Midland, Texas is a short flight from Denver, but a world apart. For one thing, Denver was cool while Midland was 106F on the day of my arrival. But they say it is a 'dry heat'; that must explain why Houston at 85 degrees seems hotter than any day in Midland. Terry Knighton of PBGS met me at the airport and we had a nice chat driving into town. It has always been a dry place, but a two-year drought has driven water issues to desert proportions. The city water supply lake is 17% full and the city is planning some new aquifer wells. The escalating water rate scale means if someone wants a lush, green acre it could cost thousands of dollars a month to water it. But this is Midland where some folks can afford anything.

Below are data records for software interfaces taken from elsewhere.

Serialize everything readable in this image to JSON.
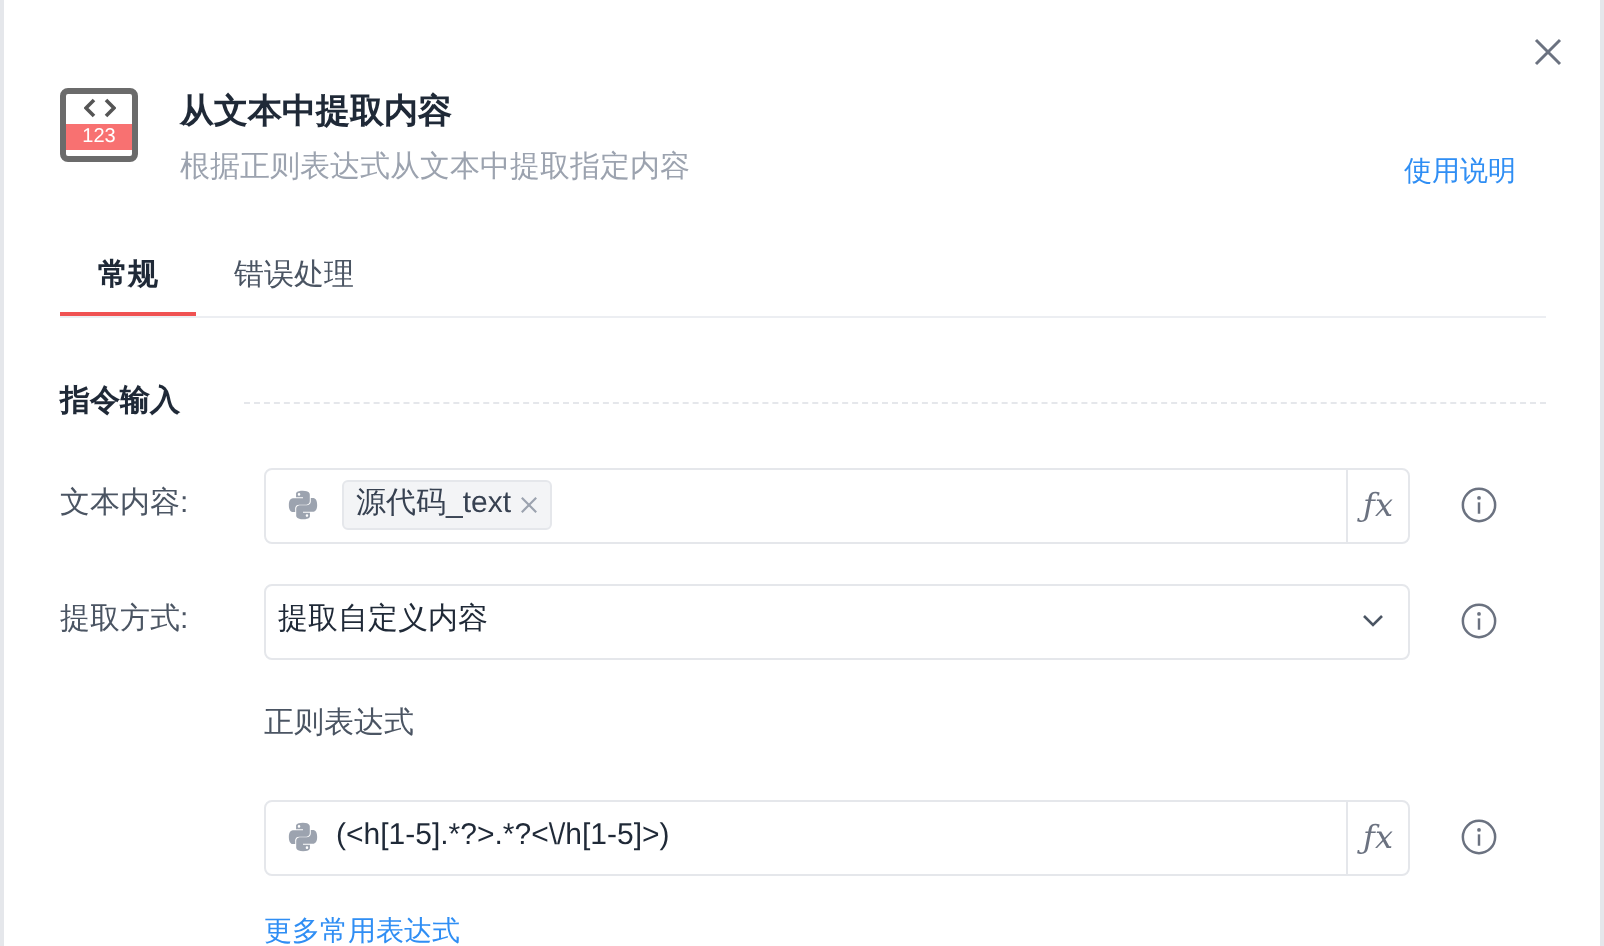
{
  "header": {
    "title": "从文本中提取内容",
    "subtitle": "根据正则表达式从文本中提取指定内容",
    "help_link": "使用说明",
    "icon_text": "123"
  },
  "tabs": [
    {
      "label": "常规",
      "selected": true
    },
    {
      "label": "错误处理",
      "selected": false
    }
  ],
  "section": {
    "title": "指令输入"
  },
  "rows": [
    {
      "kind": "token",
      "label": "文本内容:",
      "tag": "源代码_text",
      "fx": "ƒx"
    },
    {
      "kind": "select",
      "label": "提取方式:",
      "value": "提取自定义内容"
    },
    {
      "kind": "caption",
      "text": "正则表达式"
    },
    {
      "kind": "expression",
      "value": "(<h[1-5].*?>.*?<\\/h[1-5]>)",
      "fx": "ƒx"
    }
  ],
  "more_link": "更多常用表达式"
}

That evening Terry and the PBGS leadership treated me to a fine evening of conversation and great food at Venezias. Midland is in a boom cycle driven by unconventional resource plays. There are more realtors in town than houses for sale, anyone who really wants a job can find one, and hotel rooms go for upwards of $200/night (if you can find one). Luckily Terry booked my room well in advance.
We had 21 attending the Midland DISC at the convention center across from my hotel. It was a short walk, but one with a story. It is not my story, but that of my wife Dolores (former Associate Editor of The Leading Edge). Back in the early 1980s the SEG mid-continent meeting was held in Midland and Dolores stayed at this same hotel I was now in for my DISC. In fine evening clothes and high heels she walked across the street toward a group of geophysical friends when, out of nowhere, came a rampaging tumbleweed about 3 feet high propelled by a strong Midland wind. As she describes it, "the thing took me down and I fell in a heap in the middle of the street." For those who saw the event, it is the stuff of legend.
A special thanks is due to Joe Caputo who invited to his regular safety meeting at a charming establishment called The Bar. Take care Midland, next stop Moscow!